The Council on Tall Buildings and Urban Habitat (CTBUH) has recently released a new research study titled “Tallest Demolished Buildings” that examines 100 of the tallest buildings ever to have been dismantled by their owners. The report confirms that, if JPMorgan Chase continues with their plans, SOM’s 270 Park Avenue in New York City would become the tallest building ever conventionally demolished, as well as the first over 200 meters in height.
The study showed that in most cases, the buildings were torn down to make way for newer high-rises, as was the case for the current tallest building ever to be demolished, the Singer Building in New York City. The Singer Building stood 187 meters and 41 stories tall until it was torn down in 1968 to make way for One Liberty Plaza.
Not surprisingly, land constraints in dense urban environments along with greater financial potential are two key factors in the decision to demolish a building. CTBUH Executive Director Antony Wood said of the study, “We should be thinking of tall buildings as perpetual entities with lifecycles potentially exceeding 100 or 200 years while designing them in such a way that they can be creatively adapted for potential future uses.” However, according to the study, the average lifespan of the 100 tallest demolished buildings is only 41 years.
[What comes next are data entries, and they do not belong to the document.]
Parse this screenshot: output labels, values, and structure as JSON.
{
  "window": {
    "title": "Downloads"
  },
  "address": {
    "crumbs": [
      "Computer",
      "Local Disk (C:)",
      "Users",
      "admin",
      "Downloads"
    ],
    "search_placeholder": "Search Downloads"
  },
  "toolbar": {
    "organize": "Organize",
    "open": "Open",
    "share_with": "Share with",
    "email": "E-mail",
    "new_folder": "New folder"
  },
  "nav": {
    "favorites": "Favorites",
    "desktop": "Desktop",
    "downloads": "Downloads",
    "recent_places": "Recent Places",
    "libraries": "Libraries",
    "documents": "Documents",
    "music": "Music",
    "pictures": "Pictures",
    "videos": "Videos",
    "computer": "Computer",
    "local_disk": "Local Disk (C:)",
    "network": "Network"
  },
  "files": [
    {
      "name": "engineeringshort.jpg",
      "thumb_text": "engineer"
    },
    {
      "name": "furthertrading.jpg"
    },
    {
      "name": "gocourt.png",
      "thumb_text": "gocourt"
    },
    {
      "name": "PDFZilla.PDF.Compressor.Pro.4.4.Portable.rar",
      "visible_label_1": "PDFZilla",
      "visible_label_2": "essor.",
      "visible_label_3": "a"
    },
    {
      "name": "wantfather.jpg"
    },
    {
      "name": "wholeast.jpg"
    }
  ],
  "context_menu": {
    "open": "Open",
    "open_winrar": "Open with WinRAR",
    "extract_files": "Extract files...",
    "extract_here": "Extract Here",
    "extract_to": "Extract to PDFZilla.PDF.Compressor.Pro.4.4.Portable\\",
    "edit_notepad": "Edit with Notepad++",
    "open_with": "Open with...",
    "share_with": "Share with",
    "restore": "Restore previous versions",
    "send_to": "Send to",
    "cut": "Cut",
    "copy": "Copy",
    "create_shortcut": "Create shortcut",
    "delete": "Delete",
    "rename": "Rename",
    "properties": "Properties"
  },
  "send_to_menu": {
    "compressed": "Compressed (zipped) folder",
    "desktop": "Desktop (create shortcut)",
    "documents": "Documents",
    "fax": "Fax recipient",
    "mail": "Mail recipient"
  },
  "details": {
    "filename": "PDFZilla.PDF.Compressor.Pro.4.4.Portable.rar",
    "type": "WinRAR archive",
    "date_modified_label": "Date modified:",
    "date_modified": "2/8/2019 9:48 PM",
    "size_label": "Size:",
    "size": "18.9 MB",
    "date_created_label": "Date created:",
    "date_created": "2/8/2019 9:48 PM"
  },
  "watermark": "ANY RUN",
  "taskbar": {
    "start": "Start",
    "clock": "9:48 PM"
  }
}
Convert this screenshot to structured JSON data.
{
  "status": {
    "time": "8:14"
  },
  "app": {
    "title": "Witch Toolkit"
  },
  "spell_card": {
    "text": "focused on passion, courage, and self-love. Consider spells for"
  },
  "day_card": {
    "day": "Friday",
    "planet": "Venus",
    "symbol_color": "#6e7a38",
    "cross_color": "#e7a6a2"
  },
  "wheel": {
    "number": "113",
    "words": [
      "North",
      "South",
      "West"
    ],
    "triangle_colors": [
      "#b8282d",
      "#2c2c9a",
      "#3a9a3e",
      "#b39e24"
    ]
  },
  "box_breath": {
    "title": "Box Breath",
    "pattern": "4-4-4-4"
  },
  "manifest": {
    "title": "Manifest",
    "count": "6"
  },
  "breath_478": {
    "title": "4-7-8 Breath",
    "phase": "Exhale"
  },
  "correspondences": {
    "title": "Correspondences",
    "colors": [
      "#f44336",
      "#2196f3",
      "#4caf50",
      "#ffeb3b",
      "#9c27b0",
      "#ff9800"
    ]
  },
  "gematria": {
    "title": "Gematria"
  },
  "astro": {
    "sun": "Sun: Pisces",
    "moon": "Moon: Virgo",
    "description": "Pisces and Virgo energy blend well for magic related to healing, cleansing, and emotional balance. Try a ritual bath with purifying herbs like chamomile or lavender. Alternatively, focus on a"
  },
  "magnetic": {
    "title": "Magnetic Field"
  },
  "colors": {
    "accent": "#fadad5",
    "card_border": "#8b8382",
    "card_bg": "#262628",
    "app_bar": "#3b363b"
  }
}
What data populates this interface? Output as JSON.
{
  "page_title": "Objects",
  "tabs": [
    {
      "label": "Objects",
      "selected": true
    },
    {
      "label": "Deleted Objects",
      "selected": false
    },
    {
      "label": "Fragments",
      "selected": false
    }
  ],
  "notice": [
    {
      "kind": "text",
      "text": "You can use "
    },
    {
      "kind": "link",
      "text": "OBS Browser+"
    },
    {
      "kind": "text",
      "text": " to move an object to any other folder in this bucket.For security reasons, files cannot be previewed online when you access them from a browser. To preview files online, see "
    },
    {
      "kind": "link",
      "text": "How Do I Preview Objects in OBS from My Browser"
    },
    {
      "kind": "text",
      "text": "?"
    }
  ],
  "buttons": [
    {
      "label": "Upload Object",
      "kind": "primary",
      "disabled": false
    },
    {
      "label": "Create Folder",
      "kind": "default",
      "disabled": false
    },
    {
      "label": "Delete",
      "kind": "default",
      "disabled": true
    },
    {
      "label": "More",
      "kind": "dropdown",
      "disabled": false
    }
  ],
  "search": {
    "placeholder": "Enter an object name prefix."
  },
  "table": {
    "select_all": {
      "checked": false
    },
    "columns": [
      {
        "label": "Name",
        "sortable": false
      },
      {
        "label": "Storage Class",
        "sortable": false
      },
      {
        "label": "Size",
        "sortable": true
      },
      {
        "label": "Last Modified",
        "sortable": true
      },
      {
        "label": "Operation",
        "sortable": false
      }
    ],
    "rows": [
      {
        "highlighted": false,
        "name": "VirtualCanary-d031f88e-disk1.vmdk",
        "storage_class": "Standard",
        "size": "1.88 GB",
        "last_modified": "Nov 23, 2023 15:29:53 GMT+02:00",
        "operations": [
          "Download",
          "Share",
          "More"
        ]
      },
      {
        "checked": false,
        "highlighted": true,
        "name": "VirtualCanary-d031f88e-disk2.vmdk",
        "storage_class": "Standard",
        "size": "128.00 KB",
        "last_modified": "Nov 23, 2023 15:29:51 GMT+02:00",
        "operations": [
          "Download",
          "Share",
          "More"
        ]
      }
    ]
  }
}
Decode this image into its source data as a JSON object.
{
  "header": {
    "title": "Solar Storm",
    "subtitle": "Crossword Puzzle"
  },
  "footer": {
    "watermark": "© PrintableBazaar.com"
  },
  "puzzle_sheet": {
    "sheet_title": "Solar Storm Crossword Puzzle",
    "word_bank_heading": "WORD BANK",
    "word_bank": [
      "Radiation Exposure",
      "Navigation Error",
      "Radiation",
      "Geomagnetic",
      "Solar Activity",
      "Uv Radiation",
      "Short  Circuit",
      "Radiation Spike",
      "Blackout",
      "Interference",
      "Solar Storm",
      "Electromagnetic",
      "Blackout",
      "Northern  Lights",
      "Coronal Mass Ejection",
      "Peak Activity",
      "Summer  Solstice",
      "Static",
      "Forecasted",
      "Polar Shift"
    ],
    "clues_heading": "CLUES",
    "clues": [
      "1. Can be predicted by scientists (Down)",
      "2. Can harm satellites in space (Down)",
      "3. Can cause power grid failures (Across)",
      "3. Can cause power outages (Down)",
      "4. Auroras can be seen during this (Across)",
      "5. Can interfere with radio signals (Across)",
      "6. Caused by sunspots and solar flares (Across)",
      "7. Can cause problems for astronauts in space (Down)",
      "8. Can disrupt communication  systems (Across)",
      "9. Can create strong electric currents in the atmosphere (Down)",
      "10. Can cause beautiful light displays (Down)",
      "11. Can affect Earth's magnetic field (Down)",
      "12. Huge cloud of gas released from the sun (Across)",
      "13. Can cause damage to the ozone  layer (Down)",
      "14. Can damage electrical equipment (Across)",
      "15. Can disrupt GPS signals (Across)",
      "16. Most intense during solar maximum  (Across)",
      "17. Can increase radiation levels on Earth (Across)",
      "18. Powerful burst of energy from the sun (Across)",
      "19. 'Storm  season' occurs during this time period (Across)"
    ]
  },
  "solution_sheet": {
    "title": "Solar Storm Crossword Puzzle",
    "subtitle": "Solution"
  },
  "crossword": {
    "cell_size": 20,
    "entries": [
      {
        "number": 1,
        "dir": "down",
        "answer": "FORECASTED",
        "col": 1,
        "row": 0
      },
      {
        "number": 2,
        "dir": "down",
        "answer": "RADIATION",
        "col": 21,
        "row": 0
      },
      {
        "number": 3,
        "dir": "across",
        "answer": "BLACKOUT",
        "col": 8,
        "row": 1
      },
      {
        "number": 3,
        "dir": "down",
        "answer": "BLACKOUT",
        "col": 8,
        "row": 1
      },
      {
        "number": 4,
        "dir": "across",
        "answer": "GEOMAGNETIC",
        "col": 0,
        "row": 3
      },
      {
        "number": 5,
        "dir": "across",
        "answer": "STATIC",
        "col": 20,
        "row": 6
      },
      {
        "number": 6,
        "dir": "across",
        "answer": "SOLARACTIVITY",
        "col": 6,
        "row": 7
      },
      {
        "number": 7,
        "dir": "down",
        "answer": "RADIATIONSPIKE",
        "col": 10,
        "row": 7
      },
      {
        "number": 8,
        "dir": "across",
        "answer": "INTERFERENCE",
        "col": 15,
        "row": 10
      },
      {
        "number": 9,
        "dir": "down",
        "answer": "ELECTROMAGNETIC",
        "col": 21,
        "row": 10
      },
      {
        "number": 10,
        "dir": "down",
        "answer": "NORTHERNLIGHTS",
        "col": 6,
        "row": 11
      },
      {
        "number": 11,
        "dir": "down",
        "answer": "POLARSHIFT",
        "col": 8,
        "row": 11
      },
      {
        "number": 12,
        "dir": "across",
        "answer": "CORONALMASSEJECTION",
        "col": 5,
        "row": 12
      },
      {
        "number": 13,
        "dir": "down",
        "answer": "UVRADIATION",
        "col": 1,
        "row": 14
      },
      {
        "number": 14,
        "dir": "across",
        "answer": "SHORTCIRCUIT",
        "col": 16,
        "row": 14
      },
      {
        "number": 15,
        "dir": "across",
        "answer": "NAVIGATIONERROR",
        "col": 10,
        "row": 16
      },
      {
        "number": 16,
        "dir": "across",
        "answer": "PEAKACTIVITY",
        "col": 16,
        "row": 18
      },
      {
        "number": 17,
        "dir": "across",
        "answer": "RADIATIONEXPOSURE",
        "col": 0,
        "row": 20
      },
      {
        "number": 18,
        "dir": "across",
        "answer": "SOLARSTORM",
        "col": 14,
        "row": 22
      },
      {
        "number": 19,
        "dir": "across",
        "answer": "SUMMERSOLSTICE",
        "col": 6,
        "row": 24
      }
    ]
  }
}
While economic considerations were most often the primary reasons for demolition, not all of the buildings studied were razed to clear the way for new towers. Structural concerns and even fire damage have also contributed to the ultimate demolition of buildings, such as the 116-meter Ocean Tower on South Padre Island in the US, as well as the 104-meter Edificio Windsor in Madrid respectively. (For the purposes of the study, the destruction of the World Trade Center towers in the terrorist attacks of September 11, 2001 was not classified as a “demolition.”)
More than a quarter of the 100 tallest demolished buildings were built between 1890 and 1920, with the majority of buildings having been located in North American cities.